The booming boom: Gulf building construction industry.
The Gulf area’s building construction industry is continuously blooming. The confidence with which the Middle Eastern building construction sector is operating is largely due to high levels of liquidity triggered by lucrative oil prices ever since early 2011. High oil revenues in conjunction with low-interest rates made for a very fruitful soil for yet another boost of the Gulf’s building construction arena. No doubt the Arab Spring counter-revolution has accounted for additional stimulation of building construction investment. As confirmed by the findings of Building Radar’s research analyst Carim Schuhmacher, emphasizing building construction had therefore been used as a strategic political tool underscoring local governments’ desire to accommodate the needs of their peoples.
Private and Public sectors: an immaculate performance
Not only the public sector has heavily committed to the building construction industry, but also a variety of privately conducted real estate projects are currently underway. The vast array of XXL building construction projects conducted significantly outshines the post-crisis era in which the private sector only scarcely invested and many projects had been canceled.
Most countries affiliated with the Gulf Co-operation Council (GCC) had their public sectors spend continuously after the 2008 real estate market crash.
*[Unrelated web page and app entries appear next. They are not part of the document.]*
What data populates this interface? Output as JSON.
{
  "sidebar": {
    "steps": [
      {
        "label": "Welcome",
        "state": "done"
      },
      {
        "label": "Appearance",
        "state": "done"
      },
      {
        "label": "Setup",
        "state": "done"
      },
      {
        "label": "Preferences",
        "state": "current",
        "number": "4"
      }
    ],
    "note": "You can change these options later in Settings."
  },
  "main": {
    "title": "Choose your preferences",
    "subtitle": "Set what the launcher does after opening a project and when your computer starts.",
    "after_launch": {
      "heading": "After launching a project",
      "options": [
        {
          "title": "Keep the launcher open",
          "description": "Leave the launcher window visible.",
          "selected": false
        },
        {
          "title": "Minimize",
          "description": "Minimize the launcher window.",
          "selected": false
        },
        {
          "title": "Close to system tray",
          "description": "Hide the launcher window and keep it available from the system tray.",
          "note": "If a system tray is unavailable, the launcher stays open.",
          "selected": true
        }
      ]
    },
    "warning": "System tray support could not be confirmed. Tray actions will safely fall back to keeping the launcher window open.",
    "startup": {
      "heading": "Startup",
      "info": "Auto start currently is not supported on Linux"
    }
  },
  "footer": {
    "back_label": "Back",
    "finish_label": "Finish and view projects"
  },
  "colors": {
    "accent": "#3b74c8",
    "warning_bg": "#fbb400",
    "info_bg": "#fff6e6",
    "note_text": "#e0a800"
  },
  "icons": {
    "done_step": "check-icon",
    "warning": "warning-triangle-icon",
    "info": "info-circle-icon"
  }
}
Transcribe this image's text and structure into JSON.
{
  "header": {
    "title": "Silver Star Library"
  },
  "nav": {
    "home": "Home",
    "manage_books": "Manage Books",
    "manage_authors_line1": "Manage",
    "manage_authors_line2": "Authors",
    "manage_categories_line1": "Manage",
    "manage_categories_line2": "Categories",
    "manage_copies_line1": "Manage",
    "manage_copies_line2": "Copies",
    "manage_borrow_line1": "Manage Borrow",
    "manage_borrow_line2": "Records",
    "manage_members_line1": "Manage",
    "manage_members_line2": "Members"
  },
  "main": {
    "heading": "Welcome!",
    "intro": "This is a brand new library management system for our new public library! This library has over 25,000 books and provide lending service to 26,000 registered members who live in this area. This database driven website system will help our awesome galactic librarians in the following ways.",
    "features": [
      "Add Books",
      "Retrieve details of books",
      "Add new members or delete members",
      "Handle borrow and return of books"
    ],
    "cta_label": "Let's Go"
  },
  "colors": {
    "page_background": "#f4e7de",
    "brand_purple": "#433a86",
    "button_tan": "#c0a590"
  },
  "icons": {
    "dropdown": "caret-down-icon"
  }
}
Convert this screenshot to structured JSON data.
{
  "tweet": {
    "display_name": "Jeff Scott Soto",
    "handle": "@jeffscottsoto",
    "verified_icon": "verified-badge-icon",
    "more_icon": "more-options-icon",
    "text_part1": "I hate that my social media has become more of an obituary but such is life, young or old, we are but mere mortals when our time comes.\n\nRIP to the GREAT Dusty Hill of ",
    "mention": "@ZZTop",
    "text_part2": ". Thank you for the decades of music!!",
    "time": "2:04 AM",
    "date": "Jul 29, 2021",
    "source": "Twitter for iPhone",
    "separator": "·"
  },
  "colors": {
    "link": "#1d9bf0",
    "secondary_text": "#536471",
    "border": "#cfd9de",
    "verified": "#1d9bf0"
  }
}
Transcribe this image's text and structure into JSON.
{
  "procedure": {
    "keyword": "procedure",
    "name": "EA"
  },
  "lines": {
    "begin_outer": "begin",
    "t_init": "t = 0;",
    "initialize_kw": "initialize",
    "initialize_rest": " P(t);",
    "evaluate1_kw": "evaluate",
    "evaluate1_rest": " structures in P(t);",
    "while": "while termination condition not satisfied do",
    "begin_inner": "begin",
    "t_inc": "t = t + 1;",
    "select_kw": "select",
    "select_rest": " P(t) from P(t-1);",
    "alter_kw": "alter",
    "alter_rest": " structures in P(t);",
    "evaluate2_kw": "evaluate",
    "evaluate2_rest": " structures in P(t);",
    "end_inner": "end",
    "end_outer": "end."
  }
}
In accordance with Qatar National Bank (Hyperlink http://www.qnb.com.qa/cs/Satellite/QNBGlobal/en/enGlobalHome) GCC spending gradually increased, year-by-year, over the past ten years. At the same time output in the local building construction sectors substantially grew in the past six years, reaching its first peak already in 2012 at 5%.
The future remains bright with both, elevated public and private spending that will account for a continuous increase in building construction projects in the Gulf area. With reference to our custom made analyses for the area, investment is believed to remain increased. The overall value of currently on-going projects within the GCC total approximately $ 1.7 trillion. In addition, we found about $ 900 billion will be spent on local building construction projects until 2020.
The gulf building construction boom was primarily lead by Qatar and Saudi Arabia, whose building construction sectors grew by around 10% on average after the crisis and have, ever since 2013, significantly accelerated. The building construction industry’s upswing in these countries was fundamentally motivated by heavy expansions of urban areas and infrastructure. Qatar solely is believed to spend another $ 200 billion on building construction projects related to the 2022 FIFA World Cup. Furthermore, Qatar’s population is virtually exploding having hit almost 2.2 million as of today. The tremendously growing population levels naturally ask for major building construction developments. Lusail City for instance, that is described as Qatar’s future, will be a northern suburb of the capital city of Doha accommodating 200.000 people.
Saudi Arabia: economic spread and diversification
Building Radar’s research has shown, that a greater emphasis on infrastructure projects in the cities of Jeddah and Riyadh has been equally beneficial for the building construction sector in Saudi Arabia. Simultaneously the Saudi Arabian government has initiated the redevelopment of Mecca’s Grand Mosque as well as additional accommodation for pilgrims that will total an investment of $ 27 billion. Moreover, at present, we are witness to a series of economic young-guns on the Saudi Arabian map. This development has helped spread and diversify population all over the country and may be regarded as an exceptional building construction boost. King Abdullah Economic City on Saudi Arabia’s west coast is the most prominent of its rising stars. Building construction spending totaled around $ 90 billion, including an entirely new port. Saudi Arabia’s private sector has been thoroughly active as well- in 2017 Prince Alwaleed bin Talal’s Kingdom Tower will be completed marking the opening of the then tallest building in the world at a height of 1km.
UAE back on the pitch with a claim to fame
Prior to the real estate crisis, the United Arab Emirates were the biggest kid in the building construction arena; yet the bursting bubble also affected them the most. Most building construction projects had been undertaken by the private sector as well as state-owned construction developers who were immensely leveraged with debt resulting from the crisis. Saudi Arabia and Qatar, on the other hand, had been primarily founded by hydrocarbons revenue. As soon as the hit crisis hit many building construction projects no longer seemed feasible.
In spite of the UAE’s temporarily recession state-lead building construction has seen a novel upswing based on substantial spending made possible by Abu Dhabi’s extensive oil revenues. Indeed UAE building construction contracts have, for the first time since the crisis, exceeded those of Saudi Arabia totaling $16 billion in 2012. Mohammed bin Rashid City is one of the most prominent building construction projects featured amongst the many building construction projects planned over the next decade. Bin Rashid City will include the world’s largest mall, a Universal Studios theme park as well as hotels in excess of more than 100.